**WHAT IS BEING ASKED**
Copy all lines containing the string "next" from the records below.

**THE DATA**
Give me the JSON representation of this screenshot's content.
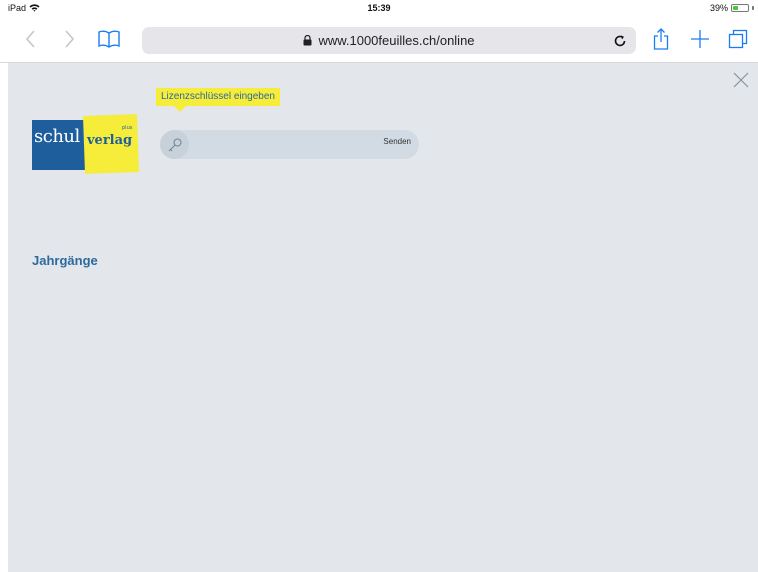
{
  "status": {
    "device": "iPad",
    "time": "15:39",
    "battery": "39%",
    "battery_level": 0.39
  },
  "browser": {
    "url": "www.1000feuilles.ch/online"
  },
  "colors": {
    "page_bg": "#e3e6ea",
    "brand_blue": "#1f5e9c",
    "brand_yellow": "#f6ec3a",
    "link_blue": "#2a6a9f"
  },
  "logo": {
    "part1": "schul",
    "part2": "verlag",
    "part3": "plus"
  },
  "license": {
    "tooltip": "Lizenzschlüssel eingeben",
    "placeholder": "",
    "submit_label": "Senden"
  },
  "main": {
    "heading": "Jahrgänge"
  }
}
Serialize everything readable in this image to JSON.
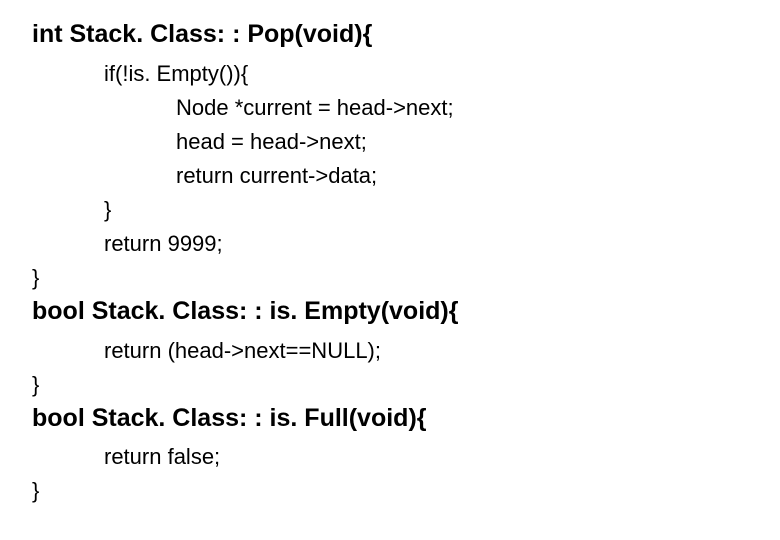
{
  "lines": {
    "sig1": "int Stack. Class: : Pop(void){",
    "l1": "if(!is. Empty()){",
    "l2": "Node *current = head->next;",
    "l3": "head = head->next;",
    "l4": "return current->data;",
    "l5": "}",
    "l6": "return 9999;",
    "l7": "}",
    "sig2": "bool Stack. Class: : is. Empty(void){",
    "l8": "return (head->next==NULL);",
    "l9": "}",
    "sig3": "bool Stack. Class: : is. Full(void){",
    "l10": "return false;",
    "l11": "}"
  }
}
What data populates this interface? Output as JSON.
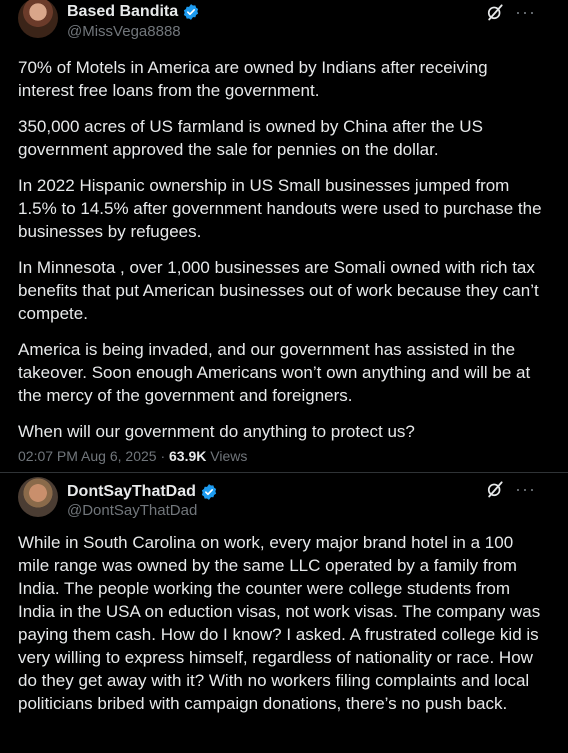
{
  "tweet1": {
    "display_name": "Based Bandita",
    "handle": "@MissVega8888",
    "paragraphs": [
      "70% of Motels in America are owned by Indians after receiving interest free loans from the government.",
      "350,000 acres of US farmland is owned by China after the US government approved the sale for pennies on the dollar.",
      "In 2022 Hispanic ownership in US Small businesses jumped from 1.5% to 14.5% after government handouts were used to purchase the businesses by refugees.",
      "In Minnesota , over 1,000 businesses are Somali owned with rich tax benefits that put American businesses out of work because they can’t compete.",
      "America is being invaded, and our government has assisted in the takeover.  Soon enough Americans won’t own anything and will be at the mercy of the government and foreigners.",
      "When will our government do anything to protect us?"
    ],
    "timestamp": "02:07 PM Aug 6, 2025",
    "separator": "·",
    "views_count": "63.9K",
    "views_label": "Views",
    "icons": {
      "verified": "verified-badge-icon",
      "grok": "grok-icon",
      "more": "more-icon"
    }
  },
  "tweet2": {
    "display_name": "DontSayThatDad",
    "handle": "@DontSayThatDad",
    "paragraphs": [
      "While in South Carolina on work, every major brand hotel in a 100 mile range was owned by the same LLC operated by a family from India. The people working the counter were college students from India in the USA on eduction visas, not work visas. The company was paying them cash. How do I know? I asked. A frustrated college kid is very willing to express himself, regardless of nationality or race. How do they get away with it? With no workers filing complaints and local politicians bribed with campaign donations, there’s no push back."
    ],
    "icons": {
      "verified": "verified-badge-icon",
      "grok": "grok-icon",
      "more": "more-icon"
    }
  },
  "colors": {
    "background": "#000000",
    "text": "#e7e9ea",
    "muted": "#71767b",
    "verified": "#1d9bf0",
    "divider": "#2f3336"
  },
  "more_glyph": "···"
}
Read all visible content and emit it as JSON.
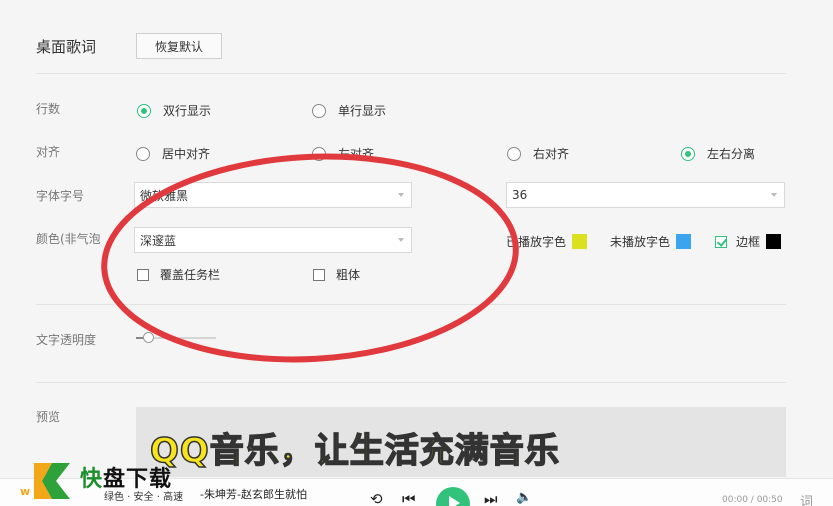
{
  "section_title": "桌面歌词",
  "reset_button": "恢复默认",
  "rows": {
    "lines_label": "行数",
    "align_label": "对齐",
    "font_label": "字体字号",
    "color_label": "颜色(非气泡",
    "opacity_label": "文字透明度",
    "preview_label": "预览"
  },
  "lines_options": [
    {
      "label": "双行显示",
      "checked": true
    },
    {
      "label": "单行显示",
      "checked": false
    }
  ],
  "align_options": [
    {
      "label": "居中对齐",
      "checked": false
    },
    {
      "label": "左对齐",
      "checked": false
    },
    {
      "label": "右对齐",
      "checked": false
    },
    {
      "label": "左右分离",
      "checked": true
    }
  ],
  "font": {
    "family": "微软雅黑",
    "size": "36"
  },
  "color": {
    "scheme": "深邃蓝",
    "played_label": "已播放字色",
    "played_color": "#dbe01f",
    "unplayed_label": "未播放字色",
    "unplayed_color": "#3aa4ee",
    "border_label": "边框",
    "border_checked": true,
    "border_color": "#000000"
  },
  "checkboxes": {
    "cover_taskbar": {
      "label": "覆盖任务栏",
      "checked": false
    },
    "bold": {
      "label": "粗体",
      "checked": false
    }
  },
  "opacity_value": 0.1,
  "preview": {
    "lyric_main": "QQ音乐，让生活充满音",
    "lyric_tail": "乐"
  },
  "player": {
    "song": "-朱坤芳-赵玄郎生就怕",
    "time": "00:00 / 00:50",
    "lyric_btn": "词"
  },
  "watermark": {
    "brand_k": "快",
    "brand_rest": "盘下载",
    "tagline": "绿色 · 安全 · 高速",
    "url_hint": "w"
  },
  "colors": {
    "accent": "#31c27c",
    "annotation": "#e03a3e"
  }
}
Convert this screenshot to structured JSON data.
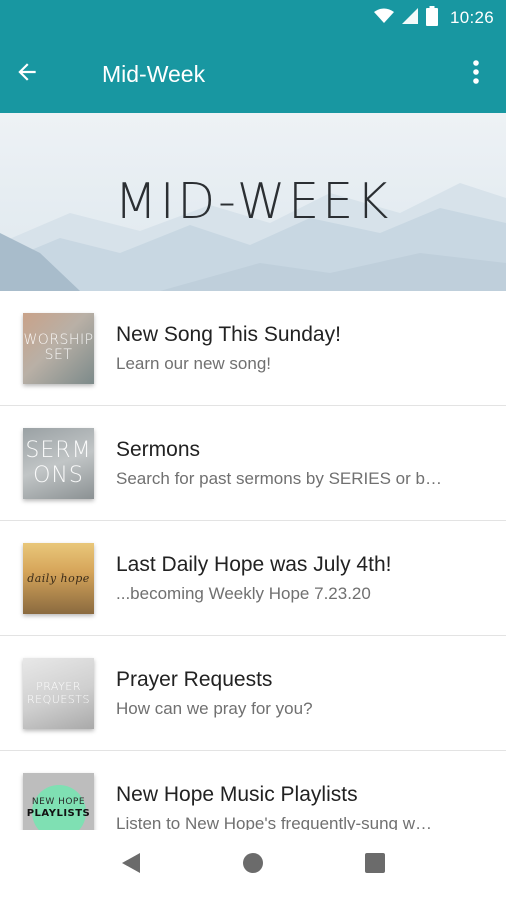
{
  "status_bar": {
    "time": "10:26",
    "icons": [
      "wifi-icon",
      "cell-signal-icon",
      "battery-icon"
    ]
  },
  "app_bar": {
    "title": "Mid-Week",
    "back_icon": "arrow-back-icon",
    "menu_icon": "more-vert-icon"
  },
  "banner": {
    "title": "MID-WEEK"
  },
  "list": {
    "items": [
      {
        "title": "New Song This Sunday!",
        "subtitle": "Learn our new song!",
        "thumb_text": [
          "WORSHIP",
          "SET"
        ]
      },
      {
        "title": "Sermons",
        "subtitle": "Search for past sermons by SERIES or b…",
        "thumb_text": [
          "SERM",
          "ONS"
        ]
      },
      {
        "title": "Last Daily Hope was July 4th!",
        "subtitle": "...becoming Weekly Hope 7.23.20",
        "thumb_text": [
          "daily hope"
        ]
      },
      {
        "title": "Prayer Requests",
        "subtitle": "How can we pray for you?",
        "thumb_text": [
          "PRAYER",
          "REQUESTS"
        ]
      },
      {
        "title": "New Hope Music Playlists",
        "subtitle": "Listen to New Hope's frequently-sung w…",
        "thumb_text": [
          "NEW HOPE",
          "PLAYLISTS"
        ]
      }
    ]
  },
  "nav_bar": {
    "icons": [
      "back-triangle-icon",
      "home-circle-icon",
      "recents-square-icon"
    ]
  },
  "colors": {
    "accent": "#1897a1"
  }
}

**YOUR SOLUTION**
    "l2": "Node *current = head->next;",
    "l3": "head = head->next;",
    "l8": "return (head->next==NULL);",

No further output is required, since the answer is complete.